Every entry needs to be duplicated exactly.

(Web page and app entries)
----------

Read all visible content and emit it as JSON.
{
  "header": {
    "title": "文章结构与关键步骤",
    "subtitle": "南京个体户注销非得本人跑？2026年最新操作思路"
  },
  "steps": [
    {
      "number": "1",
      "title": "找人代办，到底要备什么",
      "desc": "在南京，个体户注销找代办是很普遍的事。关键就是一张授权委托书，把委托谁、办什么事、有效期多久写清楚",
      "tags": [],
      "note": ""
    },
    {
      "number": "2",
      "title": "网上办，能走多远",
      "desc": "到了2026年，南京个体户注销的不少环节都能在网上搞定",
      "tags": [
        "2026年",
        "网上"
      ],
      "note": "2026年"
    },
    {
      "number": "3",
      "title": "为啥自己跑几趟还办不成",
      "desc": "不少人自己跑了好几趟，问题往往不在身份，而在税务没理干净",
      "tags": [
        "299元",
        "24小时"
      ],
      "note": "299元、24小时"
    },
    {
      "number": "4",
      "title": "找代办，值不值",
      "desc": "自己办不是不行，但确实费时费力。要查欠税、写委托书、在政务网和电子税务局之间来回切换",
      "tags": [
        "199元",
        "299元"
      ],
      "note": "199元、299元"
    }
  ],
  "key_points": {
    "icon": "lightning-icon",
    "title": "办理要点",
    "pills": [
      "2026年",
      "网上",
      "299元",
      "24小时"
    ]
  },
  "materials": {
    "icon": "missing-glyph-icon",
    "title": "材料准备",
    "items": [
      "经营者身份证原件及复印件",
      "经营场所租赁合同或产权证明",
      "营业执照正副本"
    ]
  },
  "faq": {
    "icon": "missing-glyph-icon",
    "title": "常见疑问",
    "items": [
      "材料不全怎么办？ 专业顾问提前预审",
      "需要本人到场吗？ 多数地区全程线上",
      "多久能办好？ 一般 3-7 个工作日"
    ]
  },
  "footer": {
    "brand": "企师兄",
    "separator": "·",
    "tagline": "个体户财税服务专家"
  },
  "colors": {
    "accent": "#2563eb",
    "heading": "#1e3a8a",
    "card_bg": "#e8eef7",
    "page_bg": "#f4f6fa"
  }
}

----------

**Output of the exercise:**
Read all visible content and emit it as JSON.
{
  "header": {
    "title": "文章结构与关键步骤",
    "subtitle": "南京个体户注销非得本人跑？2026年最新操作思路"
  },
  "steps": [
    {
      "number": "1",
      "title": "找人代办，到底要备什么",
      "desc": "在南京，个体户注销找代办是很普遍的事。关键就是一张授权委托书，把委托谁、办什么事、有效期多久写清楚",
      "tags": [],
      "note": ""
    },
    {
      "number": "2",
      "title": "网上办，能走多远",
      "desc": "到了2026年，南京个体户注销的不少环节都能在网上搞定",
      "tags": [
        "2026年",
        "网上"
      ],
      "note": "2026年"
    },
    {
      "number": "3",
      "title": "为啥自己跑几趟还办不成",
      "desc": "不少人自己跑了好几趟，问题往往不在身份，而在税务没理干净",
      "tags": [
        "299元",
        "24小时"
      ],
      "note": "299元、24小时"
    },
    {
      "number": "4",
      "title": "找代办，值不值",
      "desc": "自己办不是不行，但确实费时费力。要查欠税、写委托书、在政务网和电子税务局之间来回切换",
      "tags": [
        "199元",
        "299元"
      ],
      "note": "199元、299元"
    }
  ],
  "key_points": {
    "icon": "lightning-icon",
    "title": "办理要点",
    "pills": [
      "2026年",
      "网上",
      "299元",
      "24小时"
    ]
  },
  "materials": {
    "icon": "missing-glyph-icon",
    "title": "材料准备",
    "items": [
      "经营者身份证原件及复印件",
      "经营场所租赁合同或产权证明",
      "营业执照正副本"
    ]
  },
  "faq": {
    "icon": "missing-glyph-icon",
    "title": "常见疑问",
    "items": [
      "材料不全怎么办？ 专业顾问提前预审",
      "需要本人到场吗？ 多数地区全程线上",
      "多久能办好？ 一般 3-7 个工作日"
    ]
  },
  "footer": {
    "brand": "企师兄",
    "separator": "·",
    "tagline": "个体户财税服务专家"
  },
  "colors": {
    "accent": "#2563eb",
    "heading": "#1e3a8a",
    "card_bg": "#e8eef7",
    "page_bg": "#f4f6fa"
  }
}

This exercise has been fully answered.